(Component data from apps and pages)
______________________________
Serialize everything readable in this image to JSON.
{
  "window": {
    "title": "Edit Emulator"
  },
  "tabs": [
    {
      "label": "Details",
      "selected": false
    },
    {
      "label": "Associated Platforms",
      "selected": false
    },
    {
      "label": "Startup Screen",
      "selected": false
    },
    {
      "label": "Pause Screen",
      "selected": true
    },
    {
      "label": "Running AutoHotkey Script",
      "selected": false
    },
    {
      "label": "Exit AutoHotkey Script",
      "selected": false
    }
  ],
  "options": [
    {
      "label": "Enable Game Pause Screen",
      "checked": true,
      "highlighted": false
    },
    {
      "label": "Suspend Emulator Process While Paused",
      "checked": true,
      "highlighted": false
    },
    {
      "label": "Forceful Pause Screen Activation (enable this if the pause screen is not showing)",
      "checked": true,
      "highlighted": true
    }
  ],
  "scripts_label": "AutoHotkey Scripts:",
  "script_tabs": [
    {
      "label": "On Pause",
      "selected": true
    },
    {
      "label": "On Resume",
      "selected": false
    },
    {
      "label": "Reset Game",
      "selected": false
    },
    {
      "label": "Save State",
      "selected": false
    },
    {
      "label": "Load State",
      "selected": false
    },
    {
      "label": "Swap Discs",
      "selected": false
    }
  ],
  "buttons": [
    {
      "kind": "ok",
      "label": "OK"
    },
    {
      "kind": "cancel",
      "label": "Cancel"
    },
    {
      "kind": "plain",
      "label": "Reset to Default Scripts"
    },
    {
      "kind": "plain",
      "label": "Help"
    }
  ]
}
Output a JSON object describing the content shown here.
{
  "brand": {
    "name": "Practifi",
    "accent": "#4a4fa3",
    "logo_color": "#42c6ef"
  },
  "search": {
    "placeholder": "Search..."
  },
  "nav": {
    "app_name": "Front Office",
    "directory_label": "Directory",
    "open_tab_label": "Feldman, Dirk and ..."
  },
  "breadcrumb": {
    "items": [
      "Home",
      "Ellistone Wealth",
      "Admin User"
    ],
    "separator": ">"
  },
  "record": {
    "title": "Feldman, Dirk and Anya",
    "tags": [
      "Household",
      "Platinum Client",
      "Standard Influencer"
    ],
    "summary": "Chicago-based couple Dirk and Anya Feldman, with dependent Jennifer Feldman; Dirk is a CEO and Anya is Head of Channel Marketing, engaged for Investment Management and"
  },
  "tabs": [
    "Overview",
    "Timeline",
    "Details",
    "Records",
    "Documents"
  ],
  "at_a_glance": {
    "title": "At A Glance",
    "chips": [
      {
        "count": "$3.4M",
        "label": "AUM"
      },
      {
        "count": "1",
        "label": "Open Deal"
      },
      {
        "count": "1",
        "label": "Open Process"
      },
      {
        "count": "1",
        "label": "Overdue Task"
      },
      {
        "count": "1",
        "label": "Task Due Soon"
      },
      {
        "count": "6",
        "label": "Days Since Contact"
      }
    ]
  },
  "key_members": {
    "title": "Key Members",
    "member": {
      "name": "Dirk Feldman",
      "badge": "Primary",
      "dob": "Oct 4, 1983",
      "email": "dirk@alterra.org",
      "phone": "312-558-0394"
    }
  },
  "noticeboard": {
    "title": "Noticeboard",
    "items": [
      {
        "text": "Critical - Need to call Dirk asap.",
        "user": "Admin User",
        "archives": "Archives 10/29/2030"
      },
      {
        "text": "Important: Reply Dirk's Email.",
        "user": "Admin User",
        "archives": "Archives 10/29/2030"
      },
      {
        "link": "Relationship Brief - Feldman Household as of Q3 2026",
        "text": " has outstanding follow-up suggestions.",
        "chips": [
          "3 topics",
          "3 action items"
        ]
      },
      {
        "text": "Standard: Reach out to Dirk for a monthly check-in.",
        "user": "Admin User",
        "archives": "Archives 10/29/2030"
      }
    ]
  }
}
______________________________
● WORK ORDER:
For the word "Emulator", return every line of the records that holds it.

● FINISHED TASK:
    "title": "Edit Emulator"
      "label": "Suspend Emulator Process While Paused",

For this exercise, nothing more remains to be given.